She said: "Can I reassure [you] that when we are looking at our gas supplies, we are looking to other countries."

Crabb also suggested that if the UK needed additional LNG imports it should instead look to "allies such as Qatar, Malaysia and Australia who are more than willing to sell it to us." The UK is less dependent than much of Europe on direct Russian gas supplies, but it does buy gas from Gazprom Export and Gazprom's UK-based trading arm Gazprom Marketing & Trading.

For instance, UK utility Centrica has a long-term contract with GMT for the supply of an average of 4.2 Bcm a year of gas.

One cargo of LNG from the newly operational Yamal LNG facility in northern Russia has also been delivered into the UK grid since the plant started up in December, with one other re-exported to the US.

A third cargo from Yamal LNG landed at the Isle of Grain LNG import terminal on Tuesday and offloaded its cargo, though it is unclear whether the gas will enter the UK grid or be re-exported to a different destination.

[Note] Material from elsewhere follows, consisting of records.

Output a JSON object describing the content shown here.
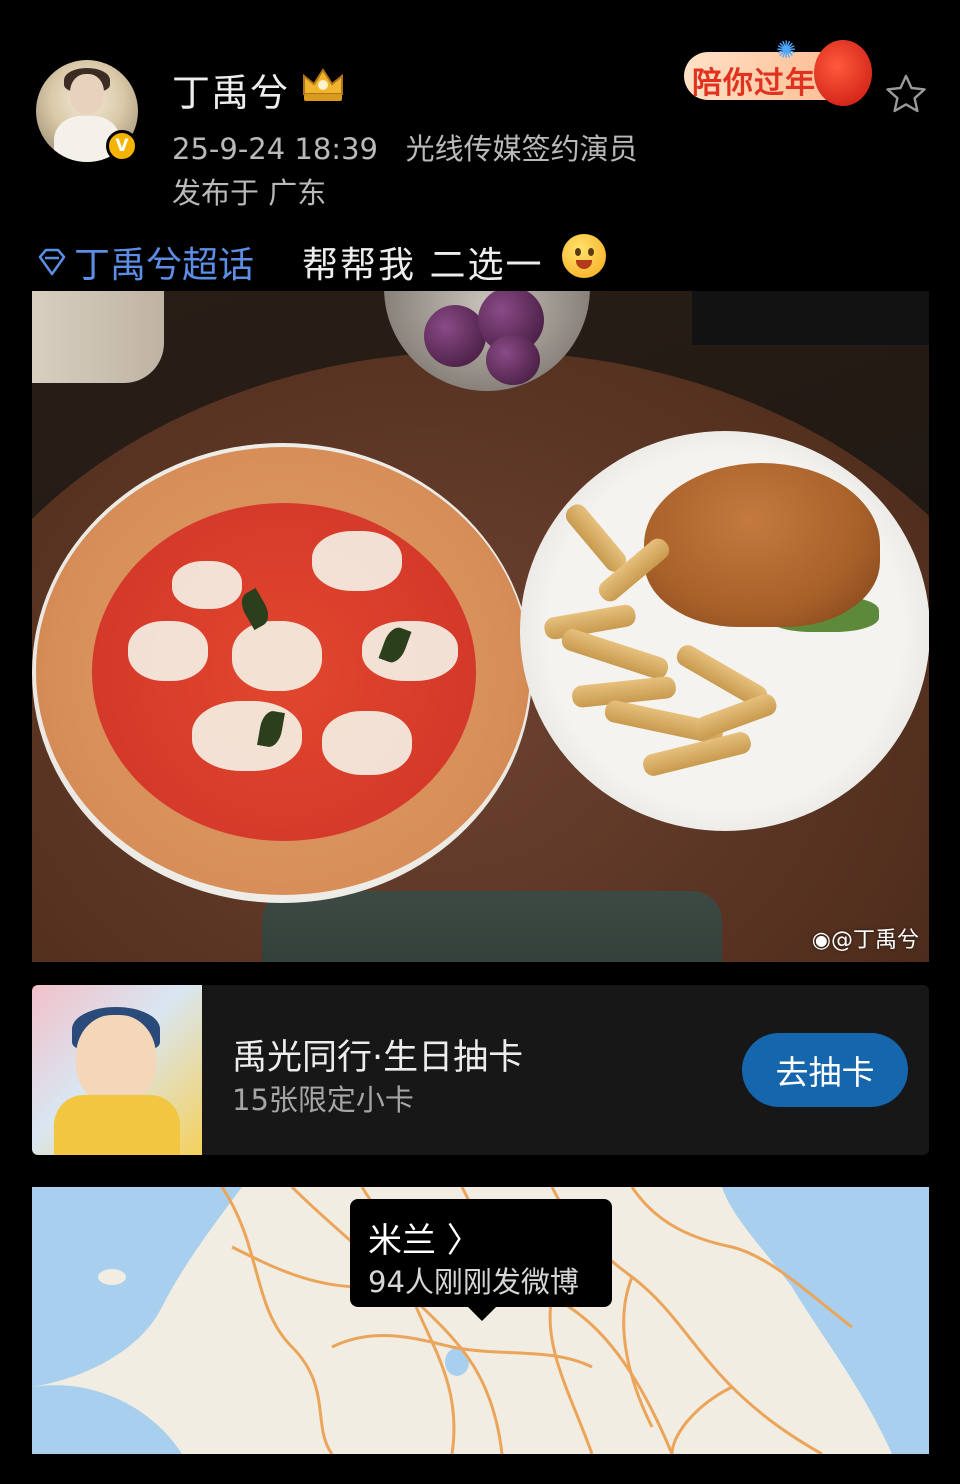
{
  "header": {
    "username": "丁禹兮",
    "timestamp": "25-9-24 18:39",
    "source": "光线传媒签约演员",
    "location_label": "发布于 广东",
    "verified_mark": "V",
    "badge_text": "陪你过年"
  },
  "post": {
    "supertopic": "丁禹兮超话",
    "text": "帮帮我  二选一",
    "watermark": "@丁禹兮"
  },
  "card": {
    "title": "禹光同行·生日抽卡",
    "subtitle": "15张限定小卡",
    "button": "去抽卡"
  },
  "map": {
    "place": "米兰 〉",
    "activity": "94人刚刚发微博"
  },
  "colors": {
    "background": "#000000",
    "link_blue": "#5d8ee6",
    "button_blue": "#1566ac",
    "card_bg": "#171717",
    "map_road": "#eba55a",
    "sea": "#a9cfee"
  },
  "icons": [
    "crown-level-icon",
    "verified-icon",
    "star-icon",
    "supertopic-diamond-icon",
    "grin-emoji-icon",
    "weibo-logo-icon",
    "lantern-icon"
  ]
}
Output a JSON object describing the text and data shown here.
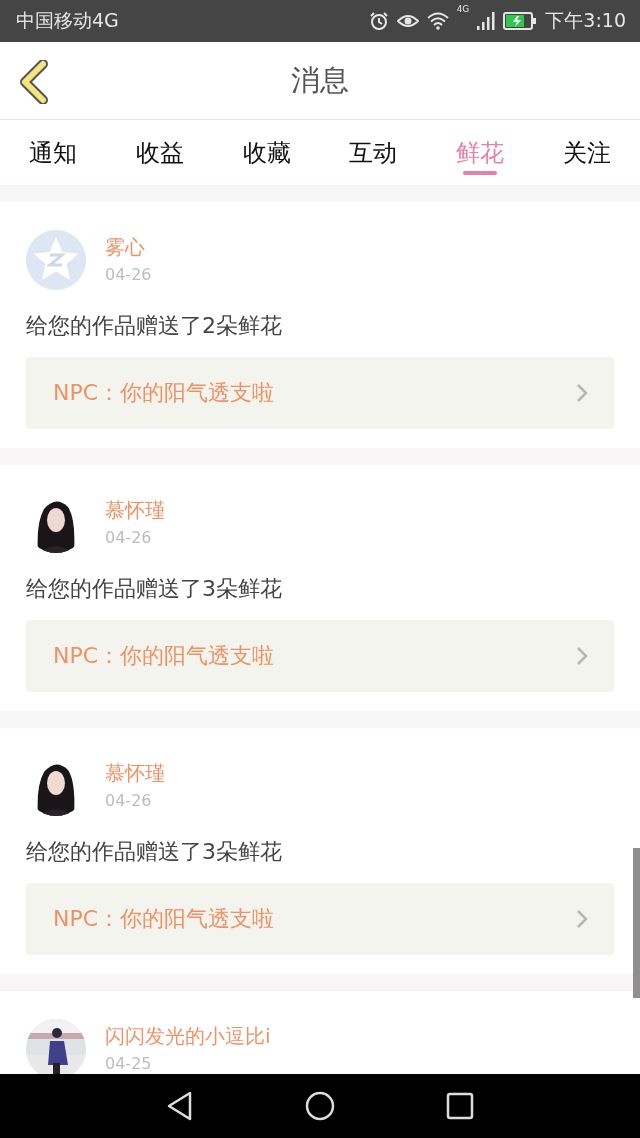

May's comments come after the government earlier Wednesday said it would introduce a series of measures against Russia over the Skripal poisoning, including expelling 23 diplomats and freezing Russian state assets "wherever we have the evidence that they may be used to threaten the life or property of UK nationals or residents."


The UK day-ahead contract ticked down on Wednesday, trading at 60 p/th, as UK gas traders shrugged off May's comments.

A trader said that May's comments looked "very vague" and that there was "nothing she could do in reality."

Another trader said: "Until we see gas switched off, I think nothing much is going to happen."

The increased rhetoric around Russian gas supplies to the UK has also prompted a response from the UK GMB labor union, which said the UK should invest more in its own energy sector so it would not be reliant on foreign suppliers.

"We need a serious strategy and investment in UK energy to make sure we can stand on our own two feet," it said. "We cannot and should not be beholden to foreign powers who could turn the tap off."

--Stuart Elliott,

--Karen Kwok,

--Edited by Jonathan Dart,